THE City Council committees on social services; on planning, innovation and development; and on finance, budget and appropriations, respectively chaired by Councilors Joyleen Mercedes L. Balaba, Ian Mark Q. Nacaya and Edna M. Dahino, yesterday discussed the completion of the city’s Community-Based Monitoring System (CBMS).

This is an offshoot of the special report of Councilor Balaba during the regular session on January 24, 2022.

Ramir M. Balquin of the City Planning and Development Office said the first CBMS survey was conducted in 2018 and ended in 2020. It was managed by the Department of the Interior and Local Government (DILG) in partnership with De La Salle University (DLSU) and the Angelo King Foundation, the holder of the system of the CBMS 1.

The data on population, poverty status and other relevant information gathered from the survey were all transmitted to the portal managed by DLSU, which entered into an agreement with DILG and with the city mayor, Balquin said.

According to the consultants engaged by the city, CBMS 1 is already statistically substantial. This means it is already acceptable as far as usefulness is concerned. In fact, its results were already availed of by several offices of the city government, they cited.

Pursuant to a republic act signed by the President in 2019, the setting up of CBMS was transferred from DILG and assigned to the Philippine Statistics Authority (PSA).

With the new requirements set by the PSA, Balquin said the CPDO has identified some issues that may affect the city’s CBMS implementation.

The CPDO, as the process-holder of the CBMS at the local level, said one concern is the budgetary requirement, which is approximately P79 million, as calculated by the PSA. The city only approved P4 million for the purpose, he pointed out.

According to PSA, only fifth and sixth-class cities and municipalities will be supported by PSA in terms of funding for their survey activities in 2022. First to fourth-class cities and municipalities shall have to finance their own.

Because surveyors have to move from house to house, COVID-19-related concerns as experienced during the first CBMS were also considered.
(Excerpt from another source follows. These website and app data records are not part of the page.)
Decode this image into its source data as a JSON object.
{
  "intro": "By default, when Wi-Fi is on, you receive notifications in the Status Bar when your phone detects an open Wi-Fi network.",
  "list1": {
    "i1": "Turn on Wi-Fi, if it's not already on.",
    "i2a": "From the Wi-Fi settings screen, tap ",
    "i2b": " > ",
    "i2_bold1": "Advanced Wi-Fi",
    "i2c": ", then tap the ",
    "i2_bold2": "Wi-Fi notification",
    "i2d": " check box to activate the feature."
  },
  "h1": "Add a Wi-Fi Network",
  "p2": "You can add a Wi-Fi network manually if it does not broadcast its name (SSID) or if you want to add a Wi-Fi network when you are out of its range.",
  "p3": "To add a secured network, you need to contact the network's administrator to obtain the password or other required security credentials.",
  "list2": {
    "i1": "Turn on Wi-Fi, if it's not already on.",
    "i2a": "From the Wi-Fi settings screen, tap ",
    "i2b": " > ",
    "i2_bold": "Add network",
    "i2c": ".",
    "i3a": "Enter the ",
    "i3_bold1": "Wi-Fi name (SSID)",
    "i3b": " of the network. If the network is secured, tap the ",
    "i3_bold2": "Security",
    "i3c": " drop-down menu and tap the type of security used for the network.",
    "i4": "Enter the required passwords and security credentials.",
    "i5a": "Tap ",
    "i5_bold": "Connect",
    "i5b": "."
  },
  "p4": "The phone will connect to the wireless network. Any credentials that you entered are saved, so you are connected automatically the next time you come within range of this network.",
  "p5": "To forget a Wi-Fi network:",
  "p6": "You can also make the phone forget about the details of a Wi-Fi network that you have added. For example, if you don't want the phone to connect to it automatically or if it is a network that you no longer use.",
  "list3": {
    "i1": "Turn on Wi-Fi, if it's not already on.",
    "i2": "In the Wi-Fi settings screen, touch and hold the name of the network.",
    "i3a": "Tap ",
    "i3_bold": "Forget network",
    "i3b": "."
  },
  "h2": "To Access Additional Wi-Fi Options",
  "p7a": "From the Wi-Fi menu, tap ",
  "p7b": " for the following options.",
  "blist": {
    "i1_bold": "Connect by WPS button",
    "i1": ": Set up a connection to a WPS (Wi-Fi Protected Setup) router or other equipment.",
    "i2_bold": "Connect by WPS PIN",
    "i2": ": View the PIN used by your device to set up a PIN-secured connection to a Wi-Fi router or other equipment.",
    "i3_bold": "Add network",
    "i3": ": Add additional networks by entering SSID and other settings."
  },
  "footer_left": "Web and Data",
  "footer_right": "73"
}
It was learned that some, if not almost all responders are reluctant to participate in the activities.

Logistical challenges, inventory of existing ICT equipment, list of supplies and 62 units personal computers, employment of its corresponding number of personnel/workers as well as additional office space were also identified.

The prohibition of some LGU activities under the election ban period also comes as a great challenge for the CPDO, Balquin added.

For his part, Councilor Nacaya said the city may proceed with the activity considering it is already “seasoned” or expert in the undertaking.

“Wala nay question ang this year. Ang ato lang is kanang time table (timeline) wala na ta, out na ta. But with the guidance of the budget officer, kung pwede ma-spread nato kung unsay sequence of activities. I-move or adjust lang nato ang timeline and figures for our consideration,” the councilor manifested.

The matter was referred back to the CPDO particularly on the reconfiguration of manpower and the budgetary allocation required by the PSA.